Well, I can't speak for everyone, but I very much despise the word "Hodge." [ha-jee] It's a derogatory term used to describe a middle-eastern citizen. To me, it's racist, and wrong. Unfortunetly, many people do not share my beleif, and feel that there is nothing wrong with being racist towards someone from the middle-east. It's appalling and needs to change. Also, something else that really irritates me, is someone (most of the time is a retired-military, or a member whos been in for quite some time) talking down on your deployment. Claiming how easy you have it compared to "how it used to be." Here's the deal, I'm still in a foreign country where large groups of people want me dead, I'm also still away from all my friends and family who worry about me, I also, like everyone else I'm with here, work my pink-irish a** off everyday. Just becuase the Pony Express was replaced by Internet and telephone, and communication between us and family at home is easier, doesnt mean "Your" war fighting efforts are better or of more worth then "mine." We all fight for the same thing, the same team, and for the same country. Get over yourself.
In what ways can we best help support the soldiers who are deployed right now?
Well, if you've got loved ones, support them eternally. No questions asked, just love them, and be there for them when they need you. The support of ones loved ones here can do amazing things for morale. If you want to chip in and help a soldier, there are plenty of charities who send packages to troops overseas (getting mail is like Christmas morning here.) Namely, the USO is a great way to get involved.
Are there specific items that you guys LOVE to get in care packages? What do you find most useful that you can't get where you are?
Junk food is always a plus. And of course, the usual items- razors, deodorant, toothpaste, etc. Mostly, just a taste of home. Pictures, homemade baked goods, that kind of thing to remind us what we're doing here.

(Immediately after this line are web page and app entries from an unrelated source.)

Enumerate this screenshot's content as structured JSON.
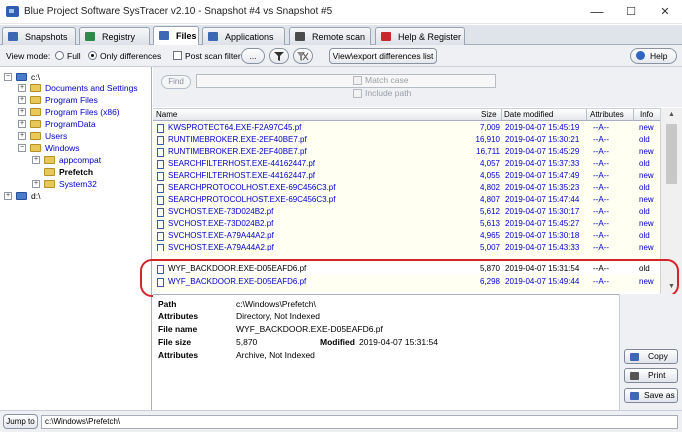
{
  "window": {
    "title": "Blue Project Software SysTracer v2.10 - Snapshot #4 vs Snapshot #5",
    "minimize_glyph": "—",
    "maximize_glyph": "☐",
    "close_glyph": "✕"
  },
  "tabs": [
    {
      "label": "Snapshots",
      "icon": "camera-icon",
      "color": "#3e67b4"
    },
    {
      "label": "Registry",
      "icon": "registry-icon",
      "color": "#2d8a4b"
    },
    {
      "label": "Files",
      "icon": "files-icon",
      "color": "#3e67b4",
      "active": true
    },
    {
      "label": "Applications",
      "icon": "applications-icon",
      "color": "#3e67b4"
    },
    {
      "label": "Remote scan",
      "icon": "network-icon",
      "color": "#4b4b4b"
    },
    {
      "label": "Help & Register",
      "icon": "help-book-icon",
      "color": "#c6282d"
    }
  ],
  "toolbar": {
    "view_mode_label": "View mode:",
    "full_label": "Full",
    "only_differences_label": "Only differences",
    "post_scan_filter_label": "Post scan filter",
    "ellipsis_label": "...",
    "export_label": "View\\export differences list",
    "help_label": "Help"
  },
  "find": {
    "find_label": "Find",
    "match_case_label": "Match case",
    "include_path_label": "Include path"
  },
  "tree": [
    {
      "label": "c:\\",
      "level": 0,
      "expander": "−",
      "kind": "drive"
    },
    {
      "label": "Documents and Settings",
      "level": 1,
      "expander": "+",
      "kind": "folder"
    },
    {
      "label": "Program Files",
      "level": 1,
      "expander": "+",
      "kind": "folder"
    },
    {
      "label": "Program Files (x86)",
      "level": 1,
      "expander": "+",
      "kind": "folder"
    },
    {
      "label": "ProgramData",
      "level": 1,
      "expander": "+",
      "kind": "folder"
    },
    {
      "label": "Users",
      "level": 1,
      "expander": "+",
      "kind": "folder"
    },
    {
      "label": "Windows",
      "level": 1,
      "expander": "−",
      "kind": "folder"
    },
    {
      "label": "appcompat",
      "level": 2,
      "expander": "+",
      "kind": "folder"
    },
    {
      "label": "Prefetch",
      "level": 2,
      "expander": "",
      "kind": "folder",
      "selected": true
    },
    {
      "label": "System32",
      "level": 2,
      "expander": "+",
      "kind": "folder"
    },
    {
      "label": "d:\\",
      "level": 0,
      "expander": "+",
      "kind": "drive"
    }
  ],
  "columns": {
    "name": "Name",
    "size": "Size",
    "date": "Date modified",
    "attributes": "Attributes",
    "info": "Info"
  },
  "rows": [
    {
      "name": "KWSPROTECT64.EXE-F2A97C45.pf",
      "size": "7,009",
      "date": "2019-04-07 15:45:19",
      "attr": "--A--",
      "info": "new"
    },
    {
      "name": "RUNTIMEBROKER.EXE-2EF40BE7.pf",
      "size": "16,910",
      "date": "2019-04-07 15:30:21",
      "attr": "--A--",
      "info": "old"
    },
    {
      "name": "RUNTIMEBROKER.EXE-2EF40BE7.pf",
      "size": "16,711",
      "date": "2019-04-07 15:45:29",
      "attr": "--A--",
      "info": "new"
    },
    {
      "name": "SEARCHFILTERHOST.EXE-44162447.pf",
      "size": "4,057",
      "date": "2019-04-07 15:37:33",
      "attr": "--A--",
      "info": "old"
    },
    {
      "name": "SEARCHFILTERHOST.EXE-44162447.pf",
      "size": "4,055",
      "date": "2019-04-07 15:47:49",
      "attr": "--A--",
      "info": "new"
    },
    {
      "name": "SEARCHPROTOCOLHOST.EXE-69C456C3.pf",
      "size": "4,802",
      "date": "2019-04-07 15:35:23",
      "attr": "--A--",
      "info": "old"
    },
    {
      "name": "SEARCHPROTOCOLHOST.EXE-69C456C3.pf",
      "size": "4,807",
      "date": "2019-04-07 15:47:44",
      "attr": "--A--",
      "info": "new"
    },
    {
      "name": "SVCHOST.EXE-73D024B2.pf",
      "size": "5,612",
      "date": "2019-04-07 15:30:17",
      "attr": "--A--",
      "info": "old"
    },
    {
      "name": "SVCHOST.EXE-73D024B2.pf",
      "size": "5,613",
      "date": "2019-04-07 15:45:27",
      "attr": "--A--",
      "info": "new"
    },
    {
      "name": "SVCHOST.EXE-A79A44A2.pf",
      "size": "4,965",
      "date": "2019-04-07 15:30:18",
      "attr": "--A--",
      "info": "old"
    },
    {
      "name": "SVCHOST.EXE-A79A44A2.pf",
      "size": "5,007",
      "date": "2019-04-07 15:43:33",
      "attr": "--A--",
      "info": "new"
    },
    {
      "name": "WYF_BACKDOOR.EXE-D05EAFD6.pf",
      "size": "5,870",
      "date": "2019-04-07 15:31:54",
      "attr": "--A--",
      "info": "old",
      "selected": true
    },
    {
      "name": "WYF_BACKDOOR.EXE-D05EAFD6.pf",
      "size": "6,298",
      "date": "2019-04-07 15:49:44",
      "attr": "--A--",
      "info": "new"
    }
  ],
  "details": {
    "path_label": "Path",
    "path_value": "c:\\Windows\\Prefetch\\",
    "attributes_label": "Attributes",
    "attributes_value": "Directory, Not Indexed",
    "filename_label": "File name",
    "filename_value": "WYF_BACKDOOR.EXE-D05EAFD6.pf",
    "filesize_label": "File size",
    "filesize_value": "5,870",
    "modified_label": "Modified",
    "modified_value": "2019-04-07 15:31:54",
    "attributes2_label": "Attributes",
    "attributes2_value": "Archive, Not Indexed"
  },
  "side_buttons": {
    "copy_label": "Copy",
    "print_label": "Print",
    "save_label": "Save as"
  },
  "bottom": {
    "jump_label": "Jump to",
    "path_value": "c:\\Windows\\Prefetch\\"
  },
  "colors": {
    "link_blue": "#0000cc",
    "list_background": "#fffff2",
    "highlight_red": "#d3232b"
  }
}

Do you have any advice for people who have a friend or loved one who is (or is about to be) deployed?
Support, support, support. I can't stress it enough. Sure, you may be scared for them to go. And don't want them to leave, and it's causing some kind of breakdown for you, but keep in mind, THEY are the ones going somewhere foreign, and dangerous, and you're safe at home. They are scared as well, even just a little. Be there for them, and let your strength be theirs.
What advice can you offer for new recruits to the military, or people who are thinking about joining?
It's not for everyone. But it was the best decision I made for myself. Completely turned my life around, and gave me something, one thing, to be proud of. If you've got questions, you can ask any soldier. We are always willing to share our input on the career feild. And ofcourse, recruiters are a plethora of knowledge. Just dont let 'em trick ya into joining without knowing all the facts. They're wily like that.
I want to thank SRA Carter for taking the precious little free time he has to do this interview. Also, thank you for serving, Mitch. You're a great American and I'm proud to call you my friend!
If anyone has any follow-up questions for Mitch, please EMAIL ME and I will try to get your questions to him. He will be returning home to the United States before the end of the year.
The following are links to a couple of websites you can visit to help support our troops:
P.S. Ladies, he's single. (at least...he was last I knew....) ;-)